The Caterer
Jacobs Media Group is honoured to be the recipient of the 2020 Queen's Award for Enterprise.

Study reveals a third of chefs serve meat ‘on the turn'

29 June 2017 by

A study of over 200 chefs has revealed a third of chefs had worked in kitchens which served meat which is no longer fresh, or spoiled.

Plos One yesterday.

The project aims to determine the causes of food poisoning, particularly in connection with Campylobacter, a bacterium found in undercooked barbeque chicken. The research exposed 16% of chefs said they had served barbecue chicken when they weren't sure if it was fully cooked.

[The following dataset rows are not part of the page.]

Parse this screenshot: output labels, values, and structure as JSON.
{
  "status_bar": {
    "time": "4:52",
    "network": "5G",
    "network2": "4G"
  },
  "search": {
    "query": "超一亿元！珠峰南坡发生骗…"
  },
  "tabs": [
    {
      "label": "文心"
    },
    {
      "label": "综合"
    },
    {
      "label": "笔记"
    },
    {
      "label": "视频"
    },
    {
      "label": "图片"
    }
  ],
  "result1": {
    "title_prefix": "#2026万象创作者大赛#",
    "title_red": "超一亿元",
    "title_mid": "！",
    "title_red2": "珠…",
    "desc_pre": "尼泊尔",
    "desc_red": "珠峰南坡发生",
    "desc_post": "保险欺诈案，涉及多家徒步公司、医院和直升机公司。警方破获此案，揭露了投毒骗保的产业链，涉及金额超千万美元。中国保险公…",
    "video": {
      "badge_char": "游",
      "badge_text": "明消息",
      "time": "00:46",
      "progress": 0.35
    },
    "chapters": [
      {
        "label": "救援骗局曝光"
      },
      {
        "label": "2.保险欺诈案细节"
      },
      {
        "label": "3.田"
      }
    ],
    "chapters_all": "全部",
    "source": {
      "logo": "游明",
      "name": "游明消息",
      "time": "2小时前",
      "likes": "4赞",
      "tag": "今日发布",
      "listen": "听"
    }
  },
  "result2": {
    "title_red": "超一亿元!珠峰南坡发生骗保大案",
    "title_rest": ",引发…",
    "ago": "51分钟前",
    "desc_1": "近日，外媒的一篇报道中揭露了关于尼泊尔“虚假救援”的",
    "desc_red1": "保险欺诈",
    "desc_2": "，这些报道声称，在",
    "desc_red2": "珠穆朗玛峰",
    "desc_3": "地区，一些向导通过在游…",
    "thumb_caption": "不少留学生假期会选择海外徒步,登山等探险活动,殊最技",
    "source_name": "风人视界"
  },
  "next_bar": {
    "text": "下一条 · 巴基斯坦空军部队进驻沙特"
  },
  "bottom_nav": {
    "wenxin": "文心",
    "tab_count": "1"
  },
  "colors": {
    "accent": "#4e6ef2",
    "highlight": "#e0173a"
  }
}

Food poisoning outbreaks have also been credited to the chefs returning to work too soon after suffering from diarrhoea and vomiting. Over 30% of respondents said they had worked in a kitchen within 48 hours of suffering from a diarrhoeal disease.

In 2009, Heston Blumenthal's Fat Duck restaurant was hit by a food poisoning outbreak where over 500 people had gastroenteritis. It was linked to contaminated oysters after being handling of food by six infected members of staff.

The outbreak led a change in the Food Standards Agency guidance regarding the management of staff illness. However the research found that 28% of chefs working in a restaurant that had received an accolade or award were more likely to have returned to work within 48 hours of suffering from diarrhoea and vomiting.

It also found that 7.4% did not always wash their hands immediately after handling raw meat, poultry or fish. The probability of washing hands after handling meat and fish was increased by 18% if the chef was working in a fine-dining establishment.

The four behavioural statements presented to chefs and catering students were: "I always wash my hands immediately after handling raw meat, poultry or fish"; "I have worked in a kitchen within 48 hours of suffering from diarrhoea and/or vomiting"; "I have worked in a kitchen where meat that is 'on the turn' has been served"; and "I have served chicken at a barbecue when I wasn't totally sure that it was fully cooked."

Professor Dan Rigby from the University of Manchester, one of the lead authors of the study, said: "Foodborne illnesses impose a huge burden to the UK population, and these results indicate a high prevalence of behaviours which can give people food poisoning. Masking the smell and taste of meat on the turn is an old industry trick, and the ability to do it means restaurants can cut costs. Showing you can do it shows a potential employer you are experienced in the industry.

"It is notable that chefs in fine dining establishments were more likely to have returned to work too soon after suffering diarrhoea and/or vomiting, contravening UK regulations - this may be that fear of losing a prestigious job, or a desire not to let the team down, is causing people to not to stay away for long enough, putting the public at risk."

Fat Duck rejects claims it reacted slowly to norovirus outbreak >>

Heston Blumenthal gets £200,000 compensation for business lost to norovirus scare >>

Mark Selby: Wahaca norovirus outbreak was a life changing experience >>

Videos from The Caterer archives

Are you looking for a new role? See all the current hospitality vacancies available with The Caterer Jobs

The Caterer Breakfast Briefing Email

Start the working day with The Caterer’s free breakfast briefing email

Sign Up and manage your preferences below

Check mark icon
Thank you

You have successfully signed up for the Caterer Breakfast Briefing Email and will hear from us soon!

Jacobs Media Group is honoured to be the recipient of the 2020 Queen's Award for Enterprise.

The highest official awards for UK businesses since being established by royal warrant in 1965. Read more.

close

Ad Blocker detected

We have noticed you are using an adblocker and – although we support freedom of choice – we would like to ask you to enable ads on our site. They are an important revenue source which supports free access of our website's content, especially during the COVID-19 crisis.

trade tracker pixel tracking